[Dataset rows describing interfaces]
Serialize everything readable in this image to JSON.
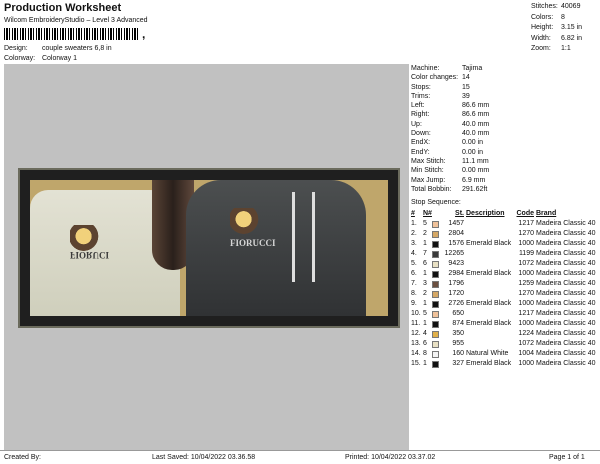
{
  "header": {
    "title": "Production Worksheet",
    "subtitle": "Wilcom EmbroideryStudio – Level 3 Advanced",
    "barcode_tail": ",",
    "design_label": "Design:",
    "design_value": "couple sweaters 6,8 in",
    "colorway_label": "Colorway:",
    "colorway_value": "Colorway 1"
  },
  "summary": [
    {
      "label": "Stitches:",
      "value": "40069"
    },
    {
      "label": "Colors:",
      "value": "8"
    },
    {
      "label": "Height:",
      "value": "3.15 in"
    },
    {
      "label": "Width:",
      "value": "6.82 in"
    },
    {
      "label": "Zoom:",
      "value": "1:1"
    }
  ],
  "stats": [
    {
      "label": "Machine:",
      "value": "Tajima"
    },
    {
      "label": "Color changes:",
      "value": "14"
    },
    {
      "label": "Stops:",
      "value": "15"
    },
    {
      "label": "Trims:",
      "value": "39"
    },
    {
      "label": "Left:",
      "value": "86.6 mm"
    },
    {
      "label": "Right:",
      "value": "86.6 mm"
    },
    {
      "label": "Up:",
      "value": "40.0 mm"
    },
    {
      "label": "Down:",
      "value": "40.0 mm"
    },
    {
      "label": "EndX:",
      "value": "0.00 in"
    },
    {
      "label": "EndY:",
      "value": "0.00 in"
    },
    {
      "label": "Max Stitch:",
      "value": "11.1 mm"
    },
    {
      "label": "Min Stitch:",
      "value": "0.00 mm"
    },
    {
      "label": "Max Jump:",
      "value": "6.9 mm"
    },
    {
      "label": "Total Bobbin:",
      "value": "291.62ft"
    }
  ],
  "stop_sequence": {
    "title": "Stop Sequence:",
    "columns": {
      "idx": "#",
      "n": "N#",
      "st": "St.",
      "desc": "Description",
      "code": "Code",
      "brand": "Brand"
    },
    "rows": [
      {
        "idx": "1.",
        "n": "5",
        "color": "#f0c29a",
        "st": "1457",
        "desc": "",
        "code": "1217",
        "brand": "Madeira Classic 40"
      },
      {
        "idx": "2.",
        "n": "2",
        "color": "#d5a866",
        "st": "2804",
        "desc": "",
        "code": "1270",
        "brand": "Madeira Classic 40"
      },
      {
        "idx": "3.",
        "n": "1",
        "color": "#111111",
        "st": "1576",
        "desc": "Emerald Black",
        "code": "1000",
        "brand": "Madeira Classic 40"
      },
      {
        "idx": "4.",
        "n": "7",
        "color": "#3a3a3a",
        "st": "12265",
        "desc": "",
        "code": "1199",
        "brand": "Madeira Classic 40"
      },
      {
        "idx": "5.",
        "n": "6",
        "color": "#e9e1c4",
        "st": "9423",
        "desc": "",
        "code": "1072",
        "brand": "Madeira Classic 40"
      },
      {
        "idx": "6.",
        "n": "1",
        "color": "#111111",
        "st": "2984",
        "desc": "Emerald Black",
        "code": "1000",
        "brand": "Madeira Classic 40"
      },
      {
        "idx": "7.",
        "n": "3",
        "color": "#6b5040",
        "st": "1796",
        "desc": "",
        "code": "1259",
        "brand": "Madeira Classic 40"
      },
      {
        "idx": "8.",
        "n": "2",
        "color": "#d5a866",
        "st": "1720",
        "desc": "",
        "code": "1270",
        "brand": "Madeira Classic 40"
      },
      {
        "idx": "9.",
        "n": "1",
        "color": "#111111",
        "st": "2726",
        "desc": "Emerald Black",
        "code": "1000",
        "brand": "Madeira Classic 40"
      },
      {
        "idx": "10.",
        "n": "5",
        "color": "#f0c29a",
        "st": "650",
        "desc": "",
        "code": "1217",
        "brand": "Madeira Classic 40"
      },
      {
        "idx": "11.",
        "n": "1",
        "color": "#111111",
        "st": "874",
        "desc": "Emerald Black",
        "code": "1000",
        "brand": "Madeira Classic 40"
      },
      {
        "idx": "12.",
        "n": "4",
        "color": "#e0b04a",
        "st": "350",
        "desc": "",
        "code": "1224",
        "brand": "Madeira Classic 40"
      },
      {
        "idx": "13.",
        "n": "6",
        "color": "#e9e1c4",
        "st": "955",
        "desc": "",
        "code": "1072",
        "brand": "Madeira Classic 40"
      },
      {
        "idx": "14.",
        "n": "8",
        "color": "#f4f4f4",
        "st": "160",
        "desc": "Natural White",
        "code": "1004",
        "brand": "Madeira Classic 40"
      },
      {
        "idx": "15.",
        "n": "1",
        "color": "#111111",
        "st": "327",
        "desc": "Emerald Black",
        "code": "1000",
        "brand": "Madeira Classic 40"
      }
    ]
  },
  "design_print": {
    "left_text": "FIORUCI",
    "right_text": "FIORUCCI"
  },
  "footer": {
    "created_by": "Created By:",
    "last_saved": "Last Saved: 10/04/2022 03.36.58",
    "printed": "Printed: 10/04/2022 03.37.02",
    "page": "Page 1 of 1"
  }
}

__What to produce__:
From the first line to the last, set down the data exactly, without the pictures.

__Answer section__:
Serialize everything readable in this image to JSON.
{
  "header": {
    "title": "Production Worksheet",
    "subtitle": "Wilcom EmbroideryStudio – Level 3 Advanced",
    "barcode_tail": ",",
    "design_label": "Design:",
    "design_value": "couple sweaters 6,8 in",
    "colorway_label": "Colorway:",
    "colorway_value": "Colorway 1"
  },
  "summary": [
    {
      "label": "Stitches:",
      "value": "40069"
    },
    {
      "label": "Colors:",
      "value": "8"
    },
    {
      "label": "Height:",
      "value": "3.15 in"
    },
    {
      "label": "Width:",
      "value": "6.82 in"
    },
    {
      "label": "Zoom:",
      "value": "1:1"
    }
  ],
  "stats": [
    {
      "label": "Machine:",
      "value": "Tajima"
    },
    {
      "label": "Color changes:",
      "value": "14"
    },
    {
      "label": "Stops:",
      "value": "15"
    },
    {
      "label": "Trims:",
      "value": "39"
    },
    {
      "label": "Left:",
      "value": "86.6 mm"
    },
    {
      "label": "Right:",
      "value": "86.6 mm"
    },
    {
      "label": "Up:",
      "value": "40.0 mm"
    },
    {
      "label": "Down:",
      "value": "40.0 mm"
    },
    {
      "label": "EndX:",
      "value": "0.00 in"
    },
    {
      "label": "EndY:",
      "value": "0.00 in"
    },
    {
      "label": "Max Stitch:",
      "value": "11.1 mm"
    },
    {
      "label": "Min Stitch:",
      "value": "0.00 mm"
    },
    {
      "label": "Max Jump:",
      "value": "6.9 mm"
    },
    {
      "label": "Total Bobbin:",
      "value": "291.62ft"
    }
  ],
  "stop_sequence": {
    "title": "Stop Sequence:",
    "columns": {
      "idx": "#",
      "n": "N#",
      "st": "St.",
      "desc": "Description",
      "code": "Code",
      "brand": "Brand"
    },
    "rows": [
      {
        "idx": "1.",
        "n": "5",
        "color": "#f0c29a",
        "st": "1457",
        "desc": "",
        "code": "1217",
        "brand": "Madeira Classic 40"
      },
      {
        "idx": "2.",
        "n": "2",
        "color": "#d5a866",
        "st": "2804",
        "desc": "",
        "code": "1270",
        "brand": "Madeira Classic 40"
      },
      {
        "idx": "3.",
        "n": "1",
        "color": "#111111",
        "st": "1576",
        "desc": "Emerald Black",
        "code": "1000",
        "brand": "Madeira Classic 40"
      },
      {
        "idx": "4.",
        "n": "7",
        "color": "#3a3a3a",
        "st": "12265",
        "desc": "",
        "code": "1199",
        "brand": "Madeira Classic 40"
      },
      {
        "idx": "5.",
        "n": "6",
        "color": "#e9e1c4",
        "st": "9423",
        "desc": "",
        "code": "1072",
        "brand": "Madeira Classic 40"
      },
      {
        "idx": "6.",
        "n": "1",
        "color": "#111111",
        "st": "2984",
        "desc": "Emerald Black",
        "code": "1000",
        "brand": "Madeira Classic 40"
      },
      {
        "idx": "7.",
        "n": "3",
        "color": "#6b5040",
        "st": "1796",
        "desc": "",
        "code": "1259",
        "brand": "Madeira Classic 40"
      },
      {
        "idx": "8.",
        "n": "2",
        "color": "#d5a866",
        "st": "1720",
        "desc": "",
        "code": "1270",
        "brand": "Madeira Classic 40"
      },
      {
        "idx": "9.",
        "n": "1",
        "color": "#111111",
        "st": "2726",
        "desc": "Emerald Black",
        "code": "1000",
        "brand": "Madeira Classic 40"
      },
      {
        "idx": "10.",
        "n": "5",
        "color": "#f0c29a",
        "st": "650",
        "desc": "",
        "code": "1217",
        "brand": "Madeira Classic 40"
      },
      {
        "idx": "11.",
        "n": "1",
        "color": "#111111",
        "st": "874",
        "desc": "Emerald Black",
        "code": "1000",
        "brand": "Madeira Classic 40"
      },
      {
        "idx": "12.",
        "n": "4",
        "color": "#e0b04a",
        "st": "350",
        "desc": "",
        "code": "1224",
        "brand": "Madeira Classic 40"
      },
      {
        "idx": "13.",
        "n": "6",
        "color": "#e9e1c4",
        "st": "955",
        "desc": "",
        "code": "1072",
        "brand": "Madeira Classic 40"
      },
      {
        "idx": "14.",
        "n": "8",
        "color": "#f4f4f4",
        "st": "160",
        "desc": "Natural White",
        "code": "1004",
        "brand": "Madeira Classic 40"
      },
      {
        "idx": "15.",
        "n": "1",
        "color": "#111111",
        "st": "327",
        "desc": "Emerald Black",
        "code": "1000",
        "brand": "Madeira Classic 40"
      }
    ]
  },
  "design_print": {
    "left_text": "FIORUCI",
    "right_text": "FIORUCCI"
  },
  "footer": {
    "created_by": "Created By:",
    "last_saved": "Last Saved: 10/04/2022 03.36.58",
    "printed": "Printed: 10/04/2022 03.37.02",
    "page": "Page 1 of 1"
  }
}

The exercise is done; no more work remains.